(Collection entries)
*** Begin section ***

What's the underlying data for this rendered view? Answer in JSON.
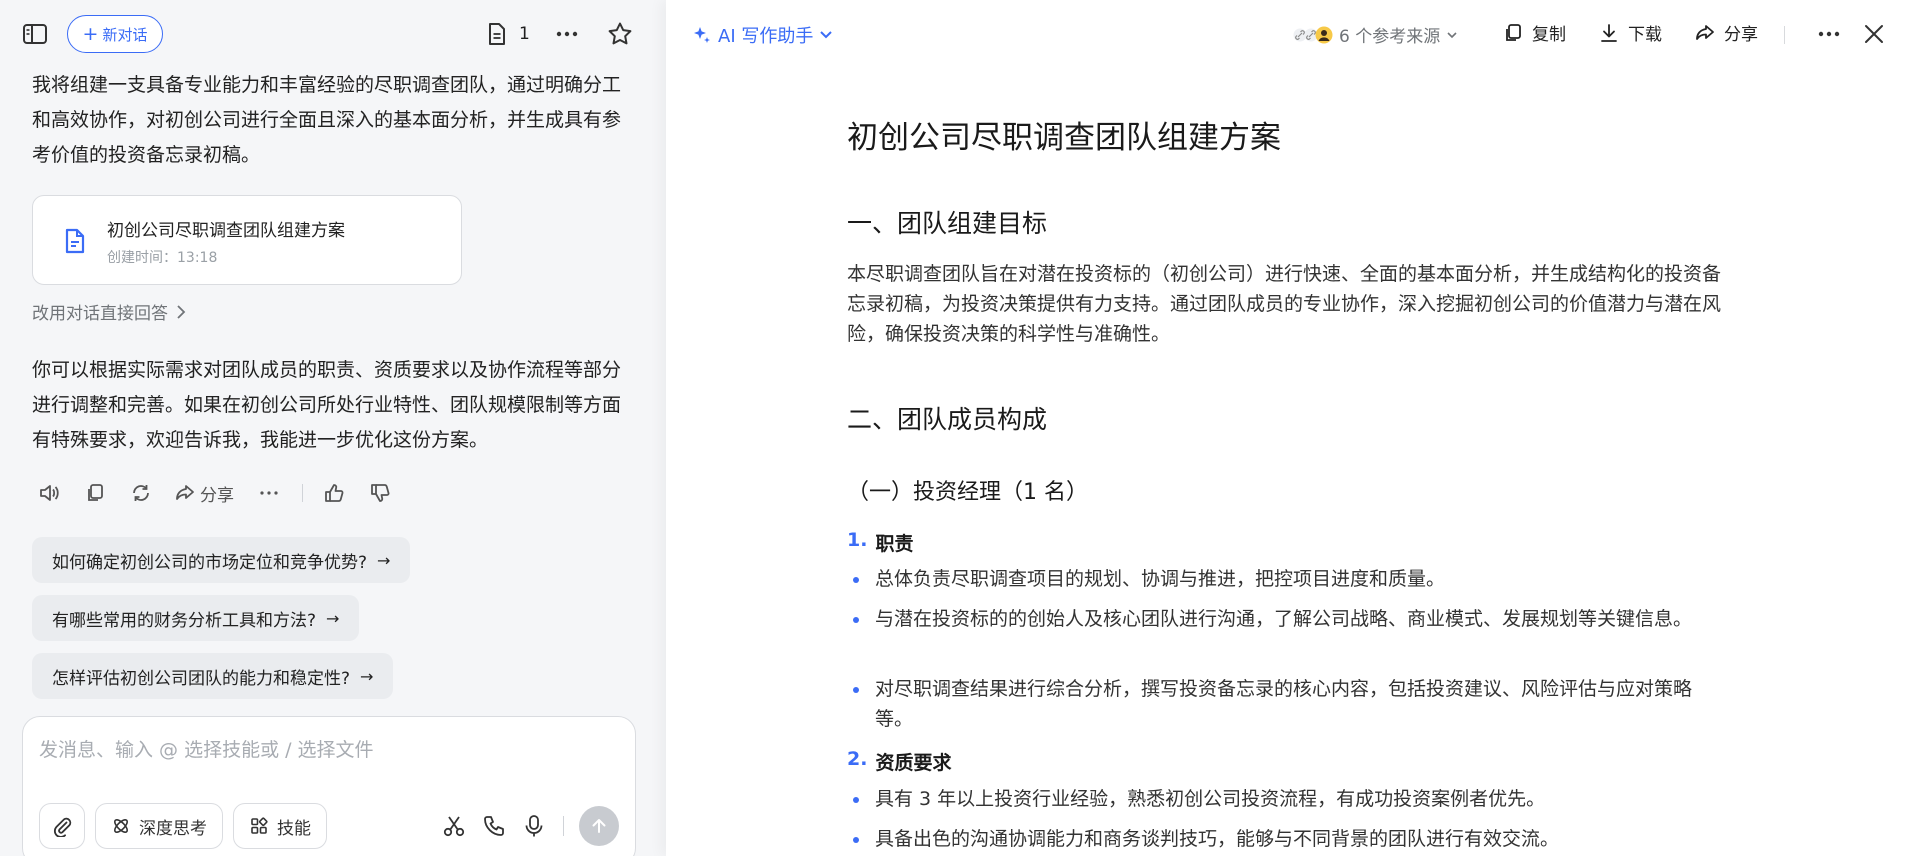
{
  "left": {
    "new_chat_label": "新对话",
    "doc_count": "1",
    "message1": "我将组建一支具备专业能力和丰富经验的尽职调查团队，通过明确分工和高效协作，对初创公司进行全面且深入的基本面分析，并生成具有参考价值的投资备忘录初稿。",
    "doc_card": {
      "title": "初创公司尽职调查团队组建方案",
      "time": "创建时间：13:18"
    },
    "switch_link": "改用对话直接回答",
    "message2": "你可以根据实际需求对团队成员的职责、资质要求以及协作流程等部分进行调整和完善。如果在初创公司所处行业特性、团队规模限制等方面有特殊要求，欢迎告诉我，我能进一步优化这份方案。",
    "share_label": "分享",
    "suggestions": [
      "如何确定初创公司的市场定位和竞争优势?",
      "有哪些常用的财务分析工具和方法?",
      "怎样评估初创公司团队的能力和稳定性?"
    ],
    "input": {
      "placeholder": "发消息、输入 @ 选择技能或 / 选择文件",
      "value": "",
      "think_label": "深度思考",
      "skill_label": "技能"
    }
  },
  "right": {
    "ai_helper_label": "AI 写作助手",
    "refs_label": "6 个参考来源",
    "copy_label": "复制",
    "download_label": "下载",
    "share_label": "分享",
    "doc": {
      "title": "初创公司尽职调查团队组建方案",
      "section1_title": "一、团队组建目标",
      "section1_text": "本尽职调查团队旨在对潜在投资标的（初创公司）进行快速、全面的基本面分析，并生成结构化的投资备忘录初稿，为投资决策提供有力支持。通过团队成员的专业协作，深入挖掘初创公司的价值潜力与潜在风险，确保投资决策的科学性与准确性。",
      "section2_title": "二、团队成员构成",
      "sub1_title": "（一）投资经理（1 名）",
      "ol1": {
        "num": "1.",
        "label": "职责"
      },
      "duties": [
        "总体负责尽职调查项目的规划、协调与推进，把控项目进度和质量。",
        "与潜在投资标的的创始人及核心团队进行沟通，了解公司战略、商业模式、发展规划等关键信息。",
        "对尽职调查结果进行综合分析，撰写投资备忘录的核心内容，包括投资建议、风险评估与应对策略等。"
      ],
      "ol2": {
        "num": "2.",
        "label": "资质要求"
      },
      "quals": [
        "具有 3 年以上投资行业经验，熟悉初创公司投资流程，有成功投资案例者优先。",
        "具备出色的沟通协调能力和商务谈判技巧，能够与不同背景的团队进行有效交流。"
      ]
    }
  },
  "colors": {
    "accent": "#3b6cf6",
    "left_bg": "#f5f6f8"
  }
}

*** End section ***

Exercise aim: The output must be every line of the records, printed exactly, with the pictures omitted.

Result of the task:
What's the underlying data for this rendered view? Answer in JSON.
{
  "left": {
    "new_chat_label": "新对话",
    "doc_count": "1",
    "message1": "我将组建一支具备专业能力和丰富经验的尽职调查团队，通过明确分工和高效协作，对初创公司进行全面且深入的基本面分析，并生成具有参考价值的投资备忘录初稿。",
    "doc_card": {
      "title": "初创公司尽职调查团队组建方案",
      "time": "创建时间：13:18"
    },
    "switch_link": "改用对话直接回答",
    "message2": "你可以根据实际需求对团队成员的职责、资质要求以及协作流程等部分进行调整和完善。如果在初创公司所处行业特性、团队规模限制等方面有特殊要求，欢迎告诉我，我能进一步优化这份方案。",
    "share_label": "分享",
    "suggestions": [
      "如何确定初创公司的市场定位和竞争优势?",
      "有哪些常用的财务分析工具和方法?",
      "怎样评估初创公司团队的能力和稳定性?"
    ],
    "input": {
      "placeholder": "发消息、输入 @ 选择技能或 / 选择文件",
      "value": "",
      "think_label": "深度思考",
      "skill_label": "技能"
    }
  },
  "right": {
    "ai_helper_label": "AI 写作助手",
    "refs_label": "6 个参考来源",
    "copy_label": "复制",
    "download_label": "下载",
    "share_label": "分享",
    "doc": {
      "title": "初创公司尽职调查团队组建方案",
      "section1_title": "一、团队组建目标",
      "section1_text": "本尽职调查团队旨在对潜在投资标的（初创公司）进行快速、全面的基本面分析，并生成结构化的投资备忘录初稿，为投资决策提供有力支持。通过团队成员的专业协作，深入挖掘初创公司的价值潜力与潜在风险，确保投资决策的科学性与准确性。",
      "section2_title": "二、团队成员构成",
      "sub1_title": "（一）投资经理（1 名）",
      "ol1": {
        "num": "1.",
        "label": "职责"
      },
      "duties": [
        "总体负责尽职调查项目的规划、协调与推进，把控项目进度和质量。",
        "与潜在投资标的的创始人及核心团队进行沟通，了解公司战略、商业模式、发展规划等关键信息。",
        "对尽职调查结果进行综合分析，撰写投资备忘录的核心内容，包括投资建议、风险评估与应对策略等。"
      ],
      "ol2": {
        "num": "2.",
        "label": "资质要求"
      },
      "quals": [
        "具有 3 年以上投资行业经验，熟悉初创公司投资流程，有成功投资案例者优先。",
        "具备出色的沟通协调能力和商务谈判技巧，能够与不同背景的团队进行有效交流。"
      ]
    }
  },
  "colors": {
    "accent": "#3b6cf6",
    "left_bg": "#f5f6f8"
  }
}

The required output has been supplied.